Goal of the exercise: Retype every record below exactly as it is written.

*** Begin section ***

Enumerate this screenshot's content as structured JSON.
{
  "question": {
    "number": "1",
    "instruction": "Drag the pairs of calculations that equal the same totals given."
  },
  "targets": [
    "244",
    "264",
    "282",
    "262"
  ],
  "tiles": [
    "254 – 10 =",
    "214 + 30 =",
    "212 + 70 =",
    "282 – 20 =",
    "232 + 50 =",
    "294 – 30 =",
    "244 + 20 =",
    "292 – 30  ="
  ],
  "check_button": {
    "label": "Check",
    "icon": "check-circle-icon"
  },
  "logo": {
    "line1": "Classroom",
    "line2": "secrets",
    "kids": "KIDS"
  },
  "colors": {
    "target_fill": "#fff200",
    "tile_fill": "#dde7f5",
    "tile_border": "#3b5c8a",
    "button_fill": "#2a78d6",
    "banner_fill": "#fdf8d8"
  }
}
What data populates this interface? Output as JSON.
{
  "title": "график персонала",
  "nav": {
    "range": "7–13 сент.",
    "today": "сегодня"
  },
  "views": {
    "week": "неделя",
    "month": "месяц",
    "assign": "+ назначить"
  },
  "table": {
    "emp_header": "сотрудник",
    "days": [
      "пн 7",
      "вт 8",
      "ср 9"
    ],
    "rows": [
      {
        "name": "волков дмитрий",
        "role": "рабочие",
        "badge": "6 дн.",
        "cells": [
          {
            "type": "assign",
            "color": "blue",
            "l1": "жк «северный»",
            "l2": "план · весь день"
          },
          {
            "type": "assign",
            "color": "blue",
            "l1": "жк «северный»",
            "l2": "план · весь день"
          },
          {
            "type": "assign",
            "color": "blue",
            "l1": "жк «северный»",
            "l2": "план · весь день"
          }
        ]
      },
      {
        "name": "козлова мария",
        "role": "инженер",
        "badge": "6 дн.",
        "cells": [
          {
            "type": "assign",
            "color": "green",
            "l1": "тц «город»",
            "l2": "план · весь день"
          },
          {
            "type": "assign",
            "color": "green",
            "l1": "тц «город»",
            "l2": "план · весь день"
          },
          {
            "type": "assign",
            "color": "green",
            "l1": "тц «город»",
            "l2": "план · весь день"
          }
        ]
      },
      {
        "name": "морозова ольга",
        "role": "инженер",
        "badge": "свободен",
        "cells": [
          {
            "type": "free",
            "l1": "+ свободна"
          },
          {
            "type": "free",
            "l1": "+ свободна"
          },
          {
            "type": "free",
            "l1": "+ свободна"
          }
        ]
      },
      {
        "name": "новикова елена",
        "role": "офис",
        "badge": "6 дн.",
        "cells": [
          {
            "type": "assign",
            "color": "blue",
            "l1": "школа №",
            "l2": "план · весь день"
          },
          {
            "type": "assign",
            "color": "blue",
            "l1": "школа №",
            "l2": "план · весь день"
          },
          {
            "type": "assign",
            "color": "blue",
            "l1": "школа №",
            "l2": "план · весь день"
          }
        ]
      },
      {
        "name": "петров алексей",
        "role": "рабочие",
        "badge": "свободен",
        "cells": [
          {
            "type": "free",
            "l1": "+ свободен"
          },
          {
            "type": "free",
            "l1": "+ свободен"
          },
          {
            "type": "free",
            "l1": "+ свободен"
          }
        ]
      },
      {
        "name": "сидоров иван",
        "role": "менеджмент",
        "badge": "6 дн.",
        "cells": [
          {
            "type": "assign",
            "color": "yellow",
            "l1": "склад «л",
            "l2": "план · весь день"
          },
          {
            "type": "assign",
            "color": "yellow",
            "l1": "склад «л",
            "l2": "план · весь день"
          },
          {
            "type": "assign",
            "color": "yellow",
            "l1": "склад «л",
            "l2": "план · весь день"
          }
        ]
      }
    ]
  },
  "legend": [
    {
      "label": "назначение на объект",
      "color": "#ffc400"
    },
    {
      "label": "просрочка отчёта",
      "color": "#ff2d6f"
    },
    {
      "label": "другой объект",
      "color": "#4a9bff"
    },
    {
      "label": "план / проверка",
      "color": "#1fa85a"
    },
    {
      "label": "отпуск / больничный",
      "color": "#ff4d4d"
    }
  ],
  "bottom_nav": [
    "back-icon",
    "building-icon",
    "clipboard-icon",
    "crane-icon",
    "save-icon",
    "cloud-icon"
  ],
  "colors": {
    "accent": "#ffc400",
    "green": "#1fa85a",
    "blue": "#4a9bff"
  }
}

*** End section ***

Task result:
Enumerate this screenshot's content as structured JSON.
{
  "question": {
    "number": "1",
    "instruction": "Drag the pairs of calculations that equal the same totals given."
  },
  "targets": [
    "244",
    "264",
    "282",
    "262"
  ],
  "tiles": [
    "254 – 10 =",
    "214 + 30 =",
    "212 + 70 =",
    "282 – 20 =",
    "232 + 50 =",
    "294 – 30 =",
    "244 + 20 =",
    "292 – 30  ="
  ],
  "check_button": {
    "label": "Check",
    "icon": "check-circle-icon"
  },
  "logo": {
    "line1": "Classroom",
    "line2": "secrets",
    "kids": "KIDS"
  },
  "colors": {
    "target_fill": "#fff200",
    "tile_fill": "#dde7f5",
    "tile_border": "#3b5c8a",
    "button_fill": "#2a78d6",
    "banner_fill": "#fdf8d8"
  }
}
What data populates this interface? Output as JSON.
{
  "title": "график персонала",
  "nav": {
    "range": "7–13 сент.",
    "today": "сегодня"
  },
  "views": {
    "week": "неделя",
    "month": "месяц",
    "assign": "+ назначить"
  },
  "table": {
    "emp_header": "сотрудник",
    "days": [
      "пн 7",
      "вт 8",
      "ср 9"
    ],
    "rows": [
      {
        "name": "волков дмитрий",
        "role": "рабочие",
        "badge": "6 дн.",
        "cells": [
          {
            "type": "assign",
            "color": "blue",
            "l1": "жк «северный»",
            "l2": "план · весь день"
          },
          {
            "type": "assign",
            "color": "blue",
            "l1": "жк «северный»",
            "l2": "план · весь день"
          },
          {
            "type": "assign",
            "color": "blue",
            "l1": "жк «северный»",
            "l2": "план · весь день"
          }
        ]
      },
      {
        "name": "козлова мария",
        "role": "инженер",
        "badge": "6 дн.",
        "cells": [
          {
            "type": "assign",
            "color": "green",
            "l1": "тц «город»",
            "l2": "план · весь день"
          },
          {
            "type": "assign",
            "color": "green",
            "l1": "тц «город»",
            "l2": "план · весь день"
          },
          {
            "type": "assign",
            "color": "green",
            "l1": "тц «город»",
            "l2": "план · весь день"
          }
        ]
      },
      {
        "name": "морозова ольга",
        "role": "инженер",
        "badge": "свободен",
        "cells": [
          {
            "type": "free",
            "l1": "+ свободна"
          },
          {
            "type": "free",
            "l1": "+ свободна"
          },
          {
            "type": "free",
            "l1": "+ свободна"
          }
        ]
      },
      {
        "name": "новикова елена",
        "role": "офис",
        "badge": "6 дн.",
        "cells": [
          {
            "type": "assign",
            "color": "blue",
            "l1": "школа №",
            "l2": "план · весь день"
          },
          {
            "type": "assign",
            "color": "blue",
            "l1": "школа №",
            "l2": "план · весь день"
          },
          {
            "type": "assign",
            "color": "blue",
            "l1": "школа №",
            "l2": "план · весь день"
          }
        ]
      },
      {
        "name": "петров алексей",
        "role": "рабочие",
        "badge": "свободен",
        "cells": [
          {
            "type": "free",
            "l1": "+ свободен"
          },
          {
            "type": "free",
            "l1": "+ свободен"
          },
          {
            "type": "free",
            "l1": "+ свободен"
          }
        ]
      },
      {
        "name": "сидоров иван",
        "role": "менеджмент",
        "badge": "6 дн.",
        "cells": [
          {
            "type": "assign",
            "color": "yellow",
            "l1": "склад «л",
            "l2": "план · весь день"
          },
          {
            "type": "assign",
            "color": "yellow",
            "l1": "склад «л",
            "l2": "план · весь день"
          },
          {
            "type": "assign",
            "color": "yellow",
            "l1": "склад «л",
            "l2": "план · весь день"
          }
        ]
      }
    ]
  },
  "legend": [
    {
      "label": "назначение на объект",
      "color": "#ffc400"
    },
    {
      "label": "просрочка отчёта",
      "color": "#ff2d6f"
    },
    {
      "label": "другой объект",
      "color": "#4a9bff"
    },
    {
      "label": "план / проверка",
      "color": "#1fa85a"
    },
    {
      "label": "отпуск / больничный",
      "color": "#ff4d4d"
    }
  ],
  "bottom_nav": [
    "back-icon",
    "building-icon",
    "clipboard-icon",
    "crane-icon",
    "save-icon",
    "cloud-icon"
  ],
  "colors": {
    "accent": "#ffc400",
    "green": "#1fa85a",
    "blue": "#4a9bff"
  }
}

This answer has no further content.